Eleventh Circuit Defines “Navigable Waters”

The Eleventh Circuit answered a question “almost as old as the doctrine of admiralty jurisdiction itself.”  The question: what are navigable waters?  According to the Eleventh Circuit, “a waterway is navigable for admiralty-jurisdiction purposes if, in its present state, it is capable of supporting commercial activity.”  The Eleventh Circuit begrudgingly stated that it was bound by prior precedent, Richardson v. Foremost Ins. Co., 641 F.2d 314 (5th Cir. 1981).

In Richardson, the Fifth Circuit addressed whether a tort claim based on a collision between two pleasure boats on a waterway that was “seldom, if ever, used for commercial activity” fell within the federal courts’ admiralty jurisdiction.  641 F.2d at 315–16.  The court noted that for admiralty jurisdiction to exist in a tort case, two requirements must be met: (1) there must be a significant relationship between the alleged wrong and traditional maritime activity (the nexus requirement) and (2) the tort must have occurred on navigable waters (the location requirement).  Id. at 315.  Concluding that both requirements had been met, the Fifth Circuit held that the district court had admiralty jurisdiction over the tort claim.  Id. at 316.  The court determined that the nexus requirement had been met because boats “are engaged in traditional maritime activity when a collision between them occurs on navigable waters.”  Id.  As to the location requirement, the court concluded that the tort occurred on navigable waters even though the waterway was seldom, if ever, used for commercial activity.  Id. Specifically, the court said:
We note additionally from the record that the place where the accident occurred is seldom, if ever, used for commercial activity.  That does not cause us to vary from our holding …. It would be introducing another note of uncertainty to hold that admiralty jurisdiction extends only to a stretch of navigable water that presently functions as a commercial artery …. If the waterway is capable of being used in commerce, that is a sufficient threshold to invoke admiralty jurisdiction.

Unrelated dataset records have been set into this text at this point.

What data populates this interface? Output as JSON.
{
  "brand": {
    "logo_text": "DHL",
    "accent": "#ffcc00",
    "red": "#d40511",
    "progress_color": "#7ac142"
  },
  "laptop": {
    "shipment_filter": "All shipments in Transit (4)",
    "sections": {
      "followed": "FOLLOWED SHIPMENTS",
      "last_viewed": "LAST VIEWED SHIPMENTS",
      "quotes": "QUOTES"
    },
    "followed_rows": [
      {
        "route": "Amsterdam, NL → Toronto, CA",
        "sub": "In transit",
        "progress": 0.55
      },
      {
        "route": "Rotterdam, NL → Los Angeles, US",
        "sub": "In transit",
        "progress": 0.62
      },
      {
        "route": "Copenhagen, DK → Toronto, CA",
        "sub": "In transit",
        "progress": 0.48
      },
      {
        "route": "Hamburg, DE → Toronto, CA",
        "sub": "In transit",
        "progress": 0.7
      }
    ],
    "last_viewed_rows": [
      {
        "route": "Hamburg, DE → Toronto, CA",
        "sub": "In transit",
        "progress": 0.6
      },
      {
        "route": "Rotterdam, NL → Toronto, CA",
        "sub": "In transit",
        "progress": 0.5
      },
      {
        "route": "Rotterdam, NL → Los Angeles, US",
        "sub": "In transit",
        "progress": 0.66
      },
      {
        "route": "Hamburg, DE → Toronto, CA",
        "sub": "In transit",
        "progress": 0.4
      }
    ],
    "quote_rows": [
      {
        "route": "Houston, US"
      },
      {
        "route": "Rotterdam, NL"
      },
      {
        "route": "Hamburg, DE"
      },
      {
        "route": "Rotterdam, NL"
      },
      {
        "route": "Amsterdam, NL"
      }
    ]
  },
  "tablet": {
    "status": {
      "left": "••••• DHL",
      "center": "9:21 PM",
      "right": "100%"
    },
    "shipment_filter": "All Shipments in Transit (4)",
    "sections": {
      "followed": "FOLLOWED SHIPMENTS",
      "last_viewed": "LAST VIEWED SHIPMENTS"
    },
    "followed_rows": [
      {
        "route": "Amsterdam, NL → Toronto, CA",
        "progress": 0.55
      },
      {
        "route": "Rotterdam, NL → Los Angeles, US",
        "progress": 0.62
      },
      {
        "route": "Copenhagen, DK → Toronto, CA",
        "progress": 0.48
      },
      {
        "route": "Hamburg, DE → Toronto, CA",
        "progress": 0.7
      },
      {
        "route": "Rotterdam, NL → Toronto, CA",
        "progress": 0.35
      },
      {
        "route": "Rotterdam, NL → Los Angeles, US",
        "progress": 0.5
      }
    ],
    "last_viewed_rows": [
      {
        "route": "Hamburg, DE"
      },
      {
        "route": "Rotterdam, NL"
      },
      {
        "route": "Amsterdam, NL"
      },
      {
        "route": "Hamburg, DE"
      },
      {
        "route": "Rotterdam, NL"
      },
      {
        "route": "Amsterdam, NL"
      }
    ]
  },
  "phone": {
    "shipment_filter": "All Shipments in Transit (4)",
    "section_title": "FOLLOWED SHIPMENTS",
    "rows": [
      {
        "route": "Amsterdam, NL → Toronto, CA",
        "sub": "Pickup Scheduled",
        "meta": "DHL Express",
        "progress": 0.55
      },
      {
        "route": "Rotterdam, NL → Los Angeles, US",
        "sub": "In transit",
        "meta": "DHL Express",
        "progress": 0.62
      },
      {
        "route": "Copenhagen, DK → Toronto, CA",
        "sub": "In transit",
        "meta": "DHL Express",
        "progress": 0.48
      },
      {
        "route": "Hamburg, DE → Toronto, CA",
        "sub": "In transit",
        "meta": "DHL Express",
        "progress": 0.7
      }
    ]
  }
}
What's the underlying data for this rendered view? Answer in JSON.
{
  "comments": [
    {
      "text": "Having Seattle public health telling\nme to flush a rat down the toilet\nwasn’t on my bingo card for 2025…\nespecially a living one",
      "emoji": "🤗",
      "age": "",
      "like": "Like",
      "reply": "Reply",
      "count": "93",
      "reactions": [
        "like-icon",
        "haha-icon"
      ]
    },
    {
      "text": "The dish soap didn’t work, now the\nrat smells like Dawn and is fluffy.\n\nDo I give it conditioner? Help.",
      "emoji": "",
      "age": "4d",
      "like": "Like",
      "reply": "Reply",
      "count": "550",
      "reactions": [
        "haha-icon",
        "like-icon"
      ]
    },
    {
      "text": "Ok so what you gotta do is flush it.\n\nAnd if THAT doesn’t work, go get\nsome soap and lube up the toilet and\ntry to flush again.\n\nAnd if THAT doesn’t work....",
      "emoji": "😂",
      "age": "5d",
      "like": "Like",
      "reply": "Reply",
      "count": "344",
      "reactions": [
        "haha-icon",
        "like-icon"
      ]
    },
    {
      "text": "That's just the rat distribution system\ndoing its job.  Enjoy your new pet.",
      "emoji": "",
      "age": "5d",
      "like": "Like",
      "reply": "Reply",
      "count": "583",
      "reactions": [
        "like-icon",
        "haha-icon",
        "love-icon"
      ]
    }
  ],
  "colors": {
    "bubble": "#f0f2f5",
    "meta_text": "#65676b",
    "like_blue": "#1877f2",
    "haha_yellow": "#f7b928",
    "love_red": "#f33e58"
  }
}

Id. We are bound by this holding.  And the fact that Richardson considered whether admiralty jurisdiction extends to a tort case does not change this conclusion.